With Flutter 1.0, Google Hints at A Post-Android World


Cross-platform software development frameworks are crucial tools for many developers. They offer the convenience of learning only a single language and SDK while offering the ability to ship code to multiple operating systems and devices. For proof, look no further than the thousands of game developers using Unity. In exchange for committing solely to the Unity development environment, developers can utilize the same codebase for releases across modern consoles, desktop PCs, and web browsers alike. It’s a good fit for smaller teams and veteran developers alike.


Flutter 1.0: Google’s Portable UI Toolkit, Cross-platform mobile development
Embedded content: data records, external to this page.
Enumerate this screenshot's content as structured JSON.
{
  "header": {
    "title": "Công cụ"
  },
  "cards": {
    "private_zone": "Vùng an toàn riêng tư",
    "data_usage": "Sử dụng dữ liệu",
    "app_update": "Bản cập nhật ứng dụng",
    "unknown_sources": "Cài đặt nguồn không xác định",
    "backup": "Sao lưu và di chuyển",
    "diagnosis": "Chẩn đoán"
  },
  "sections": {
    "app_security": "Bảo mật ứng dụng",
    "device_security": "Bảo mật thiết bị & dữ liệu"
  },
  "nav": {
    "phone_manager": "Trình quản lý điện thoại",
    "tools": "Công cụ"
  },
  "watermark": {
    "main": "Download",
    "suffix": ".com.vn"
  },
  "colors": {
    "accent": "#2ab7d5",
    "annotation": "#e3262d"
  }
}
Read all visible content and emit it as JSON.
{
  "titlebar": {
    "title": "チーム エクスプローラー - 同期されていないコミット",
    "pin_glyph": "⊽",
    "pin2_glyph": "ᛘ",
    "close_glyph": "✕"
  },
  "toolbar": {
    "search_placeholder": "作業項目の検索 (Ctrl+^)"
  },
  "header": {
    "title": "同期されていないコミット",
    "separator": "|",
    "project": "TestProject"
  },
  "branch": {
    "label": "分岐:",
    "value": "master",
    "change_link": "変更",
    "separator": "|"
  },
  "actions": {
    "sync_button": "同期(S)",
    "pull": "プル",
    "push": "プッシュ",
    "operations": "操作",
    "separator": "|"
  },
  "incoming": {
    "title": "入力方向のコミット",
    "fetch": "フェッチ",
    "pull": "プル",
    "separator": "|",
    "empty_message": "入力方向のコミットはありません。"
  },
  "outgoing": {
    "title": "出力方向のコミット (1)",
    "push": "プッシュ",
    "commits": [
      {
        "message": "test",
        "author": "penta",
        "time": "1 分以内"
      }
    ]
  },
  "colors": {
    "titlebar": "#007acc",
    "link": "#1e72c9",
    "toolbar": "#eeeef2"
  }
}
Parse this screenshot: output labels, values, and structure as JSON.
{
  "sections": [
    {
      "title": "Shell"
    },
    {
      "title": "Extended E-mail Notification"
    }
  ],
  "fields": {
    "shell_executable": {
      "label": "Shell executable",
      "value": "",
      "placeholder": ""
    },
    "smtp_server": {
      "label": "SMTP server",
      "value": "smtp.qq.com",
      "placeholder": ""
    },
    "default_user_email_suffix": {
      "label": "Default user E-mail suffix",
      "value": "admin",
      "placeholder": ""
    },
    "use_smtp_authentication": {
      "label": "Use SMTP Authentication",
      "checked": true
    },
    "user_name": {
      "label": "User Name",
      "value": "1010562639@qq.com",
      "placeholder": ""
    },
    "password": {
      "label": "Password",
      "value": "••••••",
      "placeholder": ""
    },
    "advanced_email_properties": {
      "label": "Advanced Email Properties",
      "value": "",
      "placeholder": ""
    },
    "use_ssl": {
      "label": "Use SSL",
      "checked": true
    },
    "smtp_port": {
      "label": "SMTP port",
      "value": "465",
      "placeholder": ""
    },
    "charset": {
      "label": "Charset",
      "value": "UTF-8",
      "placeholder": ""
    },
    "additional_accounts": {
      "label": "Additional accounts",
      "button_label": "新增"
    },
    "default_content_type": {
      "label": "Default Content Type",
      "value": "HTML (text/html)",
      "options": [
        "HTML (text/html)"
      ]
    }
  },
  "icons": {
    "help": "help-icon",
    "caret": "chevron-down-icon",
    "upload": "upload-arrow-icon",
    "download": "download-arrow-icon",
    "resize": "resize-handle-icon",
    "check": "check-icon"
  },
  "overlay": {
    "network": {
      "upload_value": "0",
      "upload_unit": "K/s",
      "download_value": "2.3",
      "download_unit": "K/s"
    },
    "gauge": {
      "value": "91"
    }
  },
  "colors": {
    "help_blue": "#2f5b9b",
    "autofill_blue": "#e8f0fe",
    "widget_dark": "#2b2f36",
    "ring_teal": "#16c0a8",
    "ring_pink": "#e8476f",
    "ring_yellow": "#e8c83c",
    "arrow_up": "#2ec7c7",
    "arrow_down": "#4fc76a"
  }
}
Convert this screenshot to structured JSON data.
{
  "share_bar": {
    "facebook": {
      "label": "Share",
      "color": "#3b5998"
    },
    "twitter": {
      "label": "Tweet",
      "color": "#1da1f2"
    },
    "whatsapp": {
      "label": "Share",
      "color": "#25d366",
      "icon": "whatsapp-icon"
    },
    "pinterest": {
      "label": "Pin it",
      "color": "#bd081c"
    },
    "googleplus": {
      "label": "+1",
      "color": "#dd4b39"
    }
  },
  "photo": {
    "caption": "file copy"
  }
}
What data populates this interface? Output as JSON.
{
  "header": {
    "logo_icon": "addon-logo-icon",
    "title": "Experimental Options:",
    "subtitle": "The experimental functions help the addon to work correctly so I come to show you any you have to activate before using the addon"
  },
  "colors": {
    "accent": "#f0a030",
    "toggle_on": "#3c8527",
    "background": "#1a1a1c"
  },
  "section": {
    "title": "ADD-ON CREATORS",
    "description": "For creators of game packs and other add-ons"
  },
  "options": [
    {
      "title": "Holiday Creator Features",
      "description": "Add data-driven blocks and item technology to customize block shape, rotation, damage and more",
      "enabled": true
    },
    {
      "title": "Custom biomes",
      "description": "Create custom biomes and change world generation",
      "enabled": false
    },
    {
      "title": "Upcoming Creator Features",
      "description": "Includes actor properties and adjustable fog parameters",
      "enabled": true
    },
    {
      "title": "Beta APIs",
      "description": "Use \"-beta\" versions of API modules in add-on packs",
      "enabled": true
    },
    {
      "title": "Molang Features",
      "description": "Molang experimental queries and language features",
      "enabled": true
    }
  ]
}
Earlier this month, Google announced its own cross-platform development framework, Flutter, had reached version 1.0. The announcement was something of a coming out party for the cross-platform toolkit. Developers will be able to use Flutter to create both Android and iOS applications. Because Flutter provides its own rendering engine that runs on both major mobile operating systems, devs can avoid getting mired in OS-specific UI and rendering code. Instead, they can focus on the core functionality of the app, while still achieving stellar native performance.

The secret sauce behind Flutter is its app engine. The engine acts as the go-between for a Flutter app and the operating system it runs on. Because all apps built with Flutter are packaged with the engine, developers can ensure a consistent user experience across operating systems and devices. It’s not unlike how Java applications run on Android devices through Java virtual machines, but with more quality of life features for developers.



However, while Flutter’s deployment across Android and iOS seems to be the main story, there’s a much more interesting thread running underneath the headline. Google’s long-rumored successor to Android, dubbed “Fuchsia,” will natively support Flutter applications. In essence, Flutter applications written for both iOS and Android will effectively also be native Fuchsia applications. It’s a clever move on Google’s part to ensure that, whenever and however Fuchsia launches to the masses, the OS will already boast a huge amount of native applications.

In terms of Flutter, our team of developers and engineers are already examining how it can be used to develop robust, effective software solutions for our clients. We’re eagerly anticipating Google’s formal plans for Fuchsia, whatever they may be.